Your goal. Every entry must be given again exactly as it is written.

[Records from a data collection]
——————
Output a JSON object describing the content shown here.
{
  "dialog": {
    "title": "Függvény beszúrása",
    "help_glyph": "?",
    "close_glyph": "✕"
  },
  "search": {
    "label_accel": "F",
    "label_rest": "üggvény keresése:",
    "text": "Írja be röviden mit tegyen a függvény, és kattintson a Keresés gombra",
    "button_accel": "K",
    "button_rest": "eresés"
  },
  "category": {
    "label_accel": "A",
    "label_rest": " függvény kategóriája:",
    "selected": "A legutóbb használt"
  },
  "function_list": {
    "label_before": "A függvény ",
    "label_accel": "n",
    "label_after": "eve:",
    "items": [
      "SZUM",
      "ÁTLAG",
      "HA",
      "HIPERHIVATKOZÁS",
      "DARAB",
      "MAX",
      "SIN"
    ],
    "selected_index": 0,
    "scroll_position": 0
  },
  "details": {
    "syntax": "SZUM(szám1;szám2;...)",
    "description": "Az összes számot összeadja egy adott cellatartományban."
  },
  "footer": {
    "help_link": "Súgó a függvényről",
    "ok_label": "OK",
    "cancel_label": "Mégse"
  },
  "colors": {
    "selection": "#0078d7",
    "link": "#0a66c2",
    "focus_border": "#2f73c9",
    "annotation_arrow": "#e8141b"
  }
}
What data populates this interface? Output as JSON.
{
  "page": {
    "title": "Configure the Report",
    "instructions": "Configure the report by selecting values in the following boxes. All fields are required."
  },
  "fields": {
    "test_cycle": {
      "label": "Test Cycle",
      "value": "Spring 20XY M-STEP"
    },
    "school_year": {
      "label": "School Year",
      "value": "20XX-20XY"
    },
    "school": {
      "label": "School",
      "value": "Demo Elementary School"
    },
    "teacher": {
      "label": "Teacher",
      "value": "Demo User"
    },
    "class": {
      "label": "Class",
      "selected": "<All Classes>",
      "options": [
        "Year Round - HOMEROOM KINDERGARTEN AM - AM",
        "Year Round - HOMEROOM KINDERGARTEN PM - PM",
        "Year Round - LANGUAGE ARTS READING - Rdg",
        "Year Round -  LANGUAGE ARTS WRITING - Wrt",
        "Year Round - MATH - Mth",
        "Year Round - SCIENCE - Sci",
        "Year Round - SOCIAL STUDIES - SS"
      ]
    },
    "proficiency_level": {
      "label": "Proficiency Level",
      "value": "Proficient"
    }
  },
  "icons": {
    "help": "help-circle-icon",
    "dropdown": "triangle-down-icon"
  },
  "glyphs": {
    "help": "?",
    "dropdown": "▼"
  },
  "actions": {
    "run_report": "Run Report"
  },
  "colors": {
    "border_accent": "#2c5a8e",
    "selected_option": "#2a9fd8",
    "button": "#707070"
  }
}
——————
Expected answer.
Output a JSON object describing the content shown here.
{
  "dialog": {
    "title": "Függvény beszúrása",
    "help_glyph": "?",
    "close_glyph": "✕"
  },
  "search": {
    "label_accel": "F",
    "label_rest": "üggvény keresése:",
    "text": "Írja be röviden mit tegyen a függvény, és kattintson a Keresés gombra",
    "button_accel": "K",
    "button_rest": "eresés"
  },
  "category": {
    "label_accel": "A",
    "label_rest": " függvény kategóriája:",
    "selected": "A legutóbb használt"
  },
  "function_list": {
    "label_before": "A függvény ",
    "label_accel": "n",
    "label_after": "eve:",
    "items": [
      "SZUM",
      "ÁTLAG",
      "HA",
      "HIPERHIVATKOZÁS",
      "DARAB",
      "MAX",
      "SIN"
    ],
    "selected_index": 0,
    "scroll_position": 0
  },
  "details": {
    "syntax": "SZUM(szám1;szám2;...)",
    "description": "Az összes számot összeadja egy adott cellatartományban."
  },
  "footer": {
    "help_link": "Súgó a függvényről",
    "ok_label": "OK",
    "cancel_label": "Mégse"
  },
  "colors": {
    "selection": "#0078d7",
    "link": "#0a66c2",
    "focus_border": "#2f73c9",
    "annotation_arrow": "#e8141b"
  }
}
What data populates this interface? Output as JSON.
{
  "page": {
    "title": "Configure the Report",
    "instructions": "Configure the report by selecting values in the following boxes. All fields are required."
  },
  "fields": {
    "test_cycle": {
      "label": "Test Cycle",
      "value": "Spring 20XY M-STEP"
    },
    "school_year": {
      "label": "School Year",
      "value": "20XX-20XY"
    },
    "school": {
      "label": "School",
      "value": "Demo Elementary School"
    },
    "teacher": {
      "label": "Teacher",
      "value": "Demo User"
    },
    "class": {
      "label": "Class",
      "selected": "<All Classes>",
      "options": [
        "Year Round - HOMEROOM KINDERGARTEN AM - AM",
        "Year Round - HOMEROOM KINDERGARTEN PM - PM",
        "Year Round - LANGUAGE ARTS READING - Rdg",
        "Year Round -  LANGUAGE ARTS WRITING - Wrt",
        "Year Round - MATH - Mth",
        "Year Round - SCIENCE - Sci",
        "Year Round - SOCIAL STUDIES - SS"
      ]
    },
    "proficiency_level": {
      "label": "Proficiency Level",
      "value": "Proficient"
    }
  },
  "icons": {
    "help": "help-circle-icon",
    "dropdown": "triangle-down-icon"
  },
  "glyphs": {
    "help": "?",
    "dropdown": "▼"
  },
  "actions": {
    "run_report": "Run Report"
  },
  "colors": {
    "border_accent": "#2c5a8e",
    "selected_option": "#2a9fd8",
    "button": "#707070"
  }
}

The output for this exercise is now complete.